● Exercise directions
Without including any pictures, copy each entry below exactly.

(Interface dataset entries)
+ + + +

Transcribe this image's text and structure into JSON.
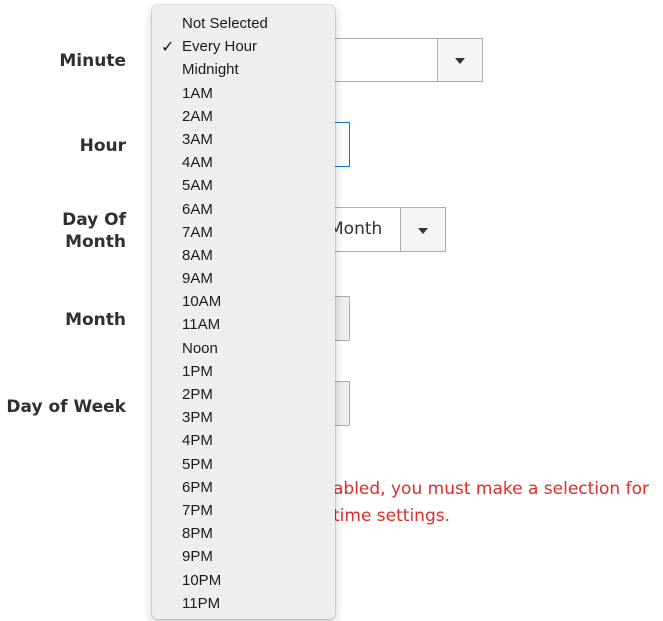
{
  "form": {
    "labels": {
      "minute": "Minute",
      "hour": "Hour",
      "day_of_month_line1": "Day Of",
      "day_of_month_line2": "Month",
      "month": "Month",
      "day_of_week": "Day of Week"
    },
    "day_of_month_value": "Month",
    "note_line1": "abled, you must make a selection for",
    "note_line2": "time settings."
  },
  "dropdown": {
    "selected": "Every Hour",
    "check_glyph": "✓",
    "options": [
      "Not Selected",
      "Every Hour",
      "Midnight",
      "1AM",
      "2AM",
      "3AM",
      "4AM",
      "5AM",
      "6AM",
      "7AM",
      "8AM",
      "9AM",
      "10AM",
      "11AM",
      "Noon",
      "1PM",
      "2PM",
      "3PM",
      "4PM",
      "5PM",
      "6PM",
      "7PM",
      "8PM",
      "9PM",
      "10PM",
      "11PM"
    ]
  },
  "colors": {
    "error_text": "#e02b27",
    "focus_border": "#007bdb",
    "menu_background": "#eeeeee"
  }
}
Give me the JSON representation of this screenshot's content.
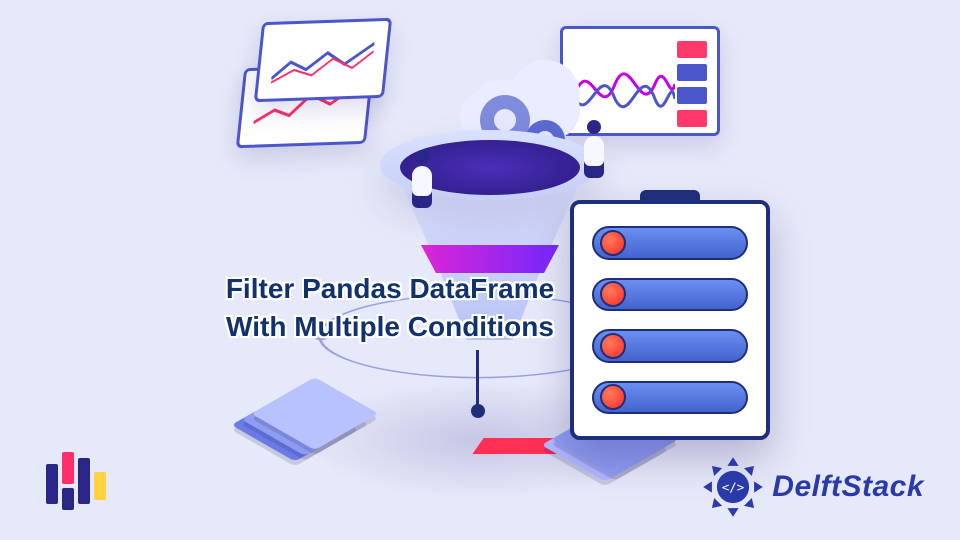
{
  "headline": {
    "line1": "Filter Pandas DataFrame",
    "line2": "With Multiple Conditions"
  },
  "brand": {
    "name": "DelftStack"
  },
  "colors": {
    "background": "#e6e9f9",
    "headline_text": "#12326e",
    "brand_text": "#2a3aa8",
    "accent_pink": "#ff2f6b",
    "accent_violet": "#6a1fff",
    "accent_navy": "#1f2e7a"
  },
  "filter_panel": {
    "row_count": 4
  }
}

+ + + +

● Solution for this task
Transcribe this image's text and structure into JSON.
{
  "form": {
    "labels": {
      "minute": "Minute",
      "hour": "Hour",
      "day_of_month_line1": "Day Of",
      "day_of_month_line2": "Month",
      "month": "Month",
      "day_of_week": "Day of Week"
    },
    "day_of_month_value": "Month",
    "note_line1": "abled, you must make a selection for",
    "note_line2": "time settings."
  },
  "dropdown": {
    "selected": "Every Hour",
    "check_glyph": "✓",
    "options": [
      "Not Selected",
      "Every Hour",
      "Midnight",
      "1AM",
      "2AM",
      "3AM",
      "4AM",
      "5AM",
      "6AM",
      "7AM",
      "8AM",
      "9AM",
      "10AM",
      "11AM",
      "Noon",
      "1PM",
      "2PM",
      "3PM",
      "4PM",
      "5PM",
      "6PM",
      "7PM",
      "8PM",
      "9PM",
      "10PM",
      "11PM"
    ]
  },
  "colors": {
    "error_text": "#e02b27",
    "focus_border": "#007bdb",
    "menu_background": "#eeeeee"
  }
}
Give me the JSON representation of this screenshot's content.
{
  "headline": {
    "line1": "Filter Pandas DataFrame",
    "line2": "With Multiple Conditions"
  },
  "brand": {
    "name": "DelftStack"
  },
  "colors": {
    "background": "#e6e9f9",
    "headline_text": "#12326e",
    "brand_text": "#2a3aa8",
    "accent_pink": "#ff2f6b",
    "accent_violet": "#6a1fff",
    "accent_navy": "#1f2e7a"
  },
  "filter_panel": {
    "row_count": 4
  }
}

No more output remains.